nonsensical claims she makes about "traditional" agriculture in
various parts of the world that I have worked. From my experience, her
claim of 20 tons of diverse foodstuffs is not only ridiculous but
possibly even impossible. Could I post the question to the botanists
and biologists whether this 20 tons claim (in the composition that she
gives) is within the limits of what is theoretically possible and if
so, how close to the limits is it? Second, does anyone on this list
have any experience anywhere in the world with any agriculture,
"traditional" or modern, that have achieved these 20 ton per acre
outputs (circa 50 tons per hectare) with a diversity of food crops
many of which produce low volume but high valued outputs? I have never
encountered anything even close to that and to me it sounds comparable
to claiming to get 500 miles per gallon of gasoline in ones car by
using fuel produced by a 1920s refinery.

Thank you!

Tom DeGregori
From: Gale Ellen West
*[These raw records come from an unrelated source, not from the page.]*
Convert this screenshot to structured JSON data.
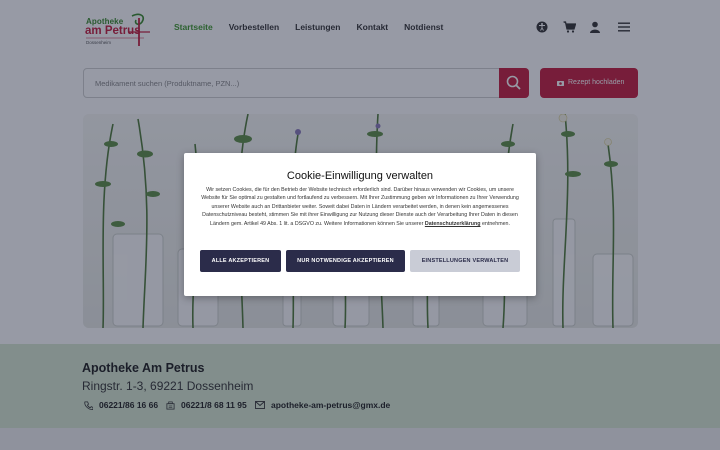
{
  "logo": {
    "line1": "Apotheke",
    "line2": "am Petrus",
    "line3": "Dossenheim"
  },
  "nav": {
    "items": [
      "Startseite",
      "Vorbestellen",
      "Leistungen",
      "Kontakt",
      "Notdienst"
    ]
  },
  "search": {
    "placeholder": "Medikament suchen (Produktname, PZN...)"
  },
  "rezept_button": "Rezept hochladen",
  "cookie": {
    "title": "Cookie-Einwilligung verwalten",
    "text_before": "Wir setzen Cookies, die für den Betrieb der Website technisch erforderlich sind. Darüber hinaus verwenden wir Cookies, um unsere Website für Sie optimal zu gestalten und fortlaufend zu verbessern. Mit Ihrer Zustimmung geben wir Informationen zu Ihrer Verwendung unserer Website auch an Drittanbieter weiter. Soweit dabei Daten in Ländern verarbeitet werden, in denen kein angemessenes Datenschutzniveau besteht, stimmen Sie mit ihrer Einwilligung zur Nutzung dieser Dienste auch der Verarbeitung Ihrer Daten in diesen Ländern gem. Artikel 49 Abs. 1 lit. a DSGVO zu. Weitere Informationen können Sie unserer ",
    "link": "Datenschutzerklärung",
    "text_after": " entnehmen.",
    "buttons": {
      "accept_all": "ALLE AKZEPTIEREN",
      "necessary": "NUR NOTWENDIGE AKZEPTIEREN",
      "settings": "EINSTELLUNGEN VERWALTEN"
    }
  },
  "footer": {
    "name": "Apotheke Am Petrus",
    "address": "Ringstr. 1-3, 69221 Dossenheim",
    "phone": "06221/86 16 66",
    "fax": "06221/8 68 11 95",
    "email": "apotheke-am-petrus@gmx.de"
  },
  "colors": {
    "brand_red": "#c51d3c",
    "brand_green": "#3f9a2c",
    "info_bg": "#d9ead1",
    "modal_button_dark": "#2b2c4a"
  },
  "icons": [
    "accessibility-icon",
    "cart-icon",
    "user-icon",
    "menu-icon",
    "search-icon",
    "upload-icon",
    "phone-icon",
    "fax-icon",
    "mail-icon"
  ]
}
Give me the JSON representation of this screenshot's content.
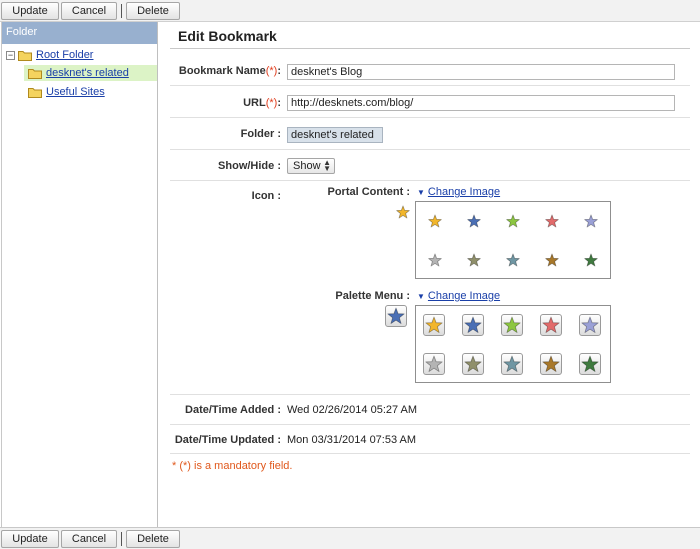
{
  "toolbar": {
    "update": "Update",
    "cancel": "Cancel",
    "delete": "Delete"
  },
  "sidebar": {
    "header": "Folder",
    "tree": [
      {
        "label": "Root Folder",
        "level": 0,
        "selected": false
      },
      {
        "label": "desknet's related",
        "level": 1,
        "selected": true
      },
      {
        "label": "Useful Sites",
        "level": 1,
        "selected": false
      }
    ]
  },
  "form": {
    "title": "Edit Bookmark",
    "name_label": "Bookmark Name",
    "url_label": "URL",
    "required_mark": "(*)",
    "colon": ":",
    "name_value": "desknet's Blog",
    "url_value": "http://desknets.com/blog/",
    "folder_label": "Folder :",
    "folder_value": "desknet's related",
    "show_label": "Show/Hide :",
    "show_value": "Show",
    "icon_label": "Icon :",
    "portal_label": "Portal Content :",
    "palette_label": "Palette Menu :",
    "change_image": "Change Image",
    "added_label": "Date/Time Added :",
    "added_value": "Wed 02/26/2014 05:27 AM",
    "updated_label": "Date/Time Updated :",
    "updated_value": "Mon 03/31/2014 07:53 AM",
    "mandatory_note": "* (*) is a mandatory field."
  },
  "colors": {
    "star_colors": [
      "#f2b62b",
      "#4a6fb5",
      "#8cc640",
      "#e26b6b",
      "#9aa0d6",
      "#b4b4b4",
      "#8f8f6a",
      "#6f96a3",
      "#a8782a",
      "#3f7a3f"
    ],
    "portal_selected": "#f2b62b",
    "palette_selected": "#4a6fb5"
  }
}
An economic analysis of the welfare impact of Bt cotton was just
published. See: Falck-Zepeda, J.B.; Traxler, G.; Nelson, R.G. (May
2000) Surplus distribution from the introduction of a biotechnology
innovation. American Journal of Agricultural Economics 82(2):360-369.

ABSTRACT: We examine the distribution of welfare from the introduction
of Bt cotton in the United States in 1996. The welfare framework
explicitly recognizes that research protected by intellectual property
rights generates monopoly profits, and makes it possible to partition
these rents among consumers, farmers, and the innovatinginput firms.
We calculate a total increase in world surplus of $240.3 million for
1996. Of this total, the largest share (59%) went to U.S. farmers. The
gene developer, Monsanto, received the next largest share (21%),
followed by U.S. consumers (9%), the rest of the world (6%), and the
germplasm supplier, Delta and Pine Land Company (5%). (Authors are
from Auburn University)

The article has an interesting table confirming substantial variations
in Bt cotton yields depending on region of production. It shows only
one negative value (decrease in yield). Yours,

(Prakash Note: You can write to Dr. Greg Traxler directly for a
reprint at )

"Of course we must be open-minded,
but not so open-minded that our brains drop out.'' -- Author unknown
professeure agregee/Associate Professor
Centre de recherche en economie agro-alimentaire/ Centre for Research
in Economics of Agri-Food Pavillon Paul-Comtois, Universite Laval
Ste-Foy (QC) G1K-7P4 CANADA

From: Zeami2000@aol.com
Subject: Re: Mae-wan Ho

Dear AgBioView Listserve

Pointing to Prakash, Apel claims rightly or wrongly that he is by
nature as a scientist, a seeker of truth. Dr Mae Wan Ho is a
scientist, and most surely a seeker of truth. I extend the
understanding that everyone in this discussion is a seeker of truth,
if for no other reason than the issue is passionately charged and
possessed of serious consequence. I don't believe anyone in this
discussion is frivolous; nor anyone evil. Remnants of mutual mockery
between groups of varying interest, belief and practice appear as
exhasperating obstructions to a more genuine harmony of concern.
Mae Wan and Prakash have met and intreacted within and without the
limelight. Nothing could be better. The importance of what their
interaction might produce for us should not be clouded by insults
hurled from whatever court.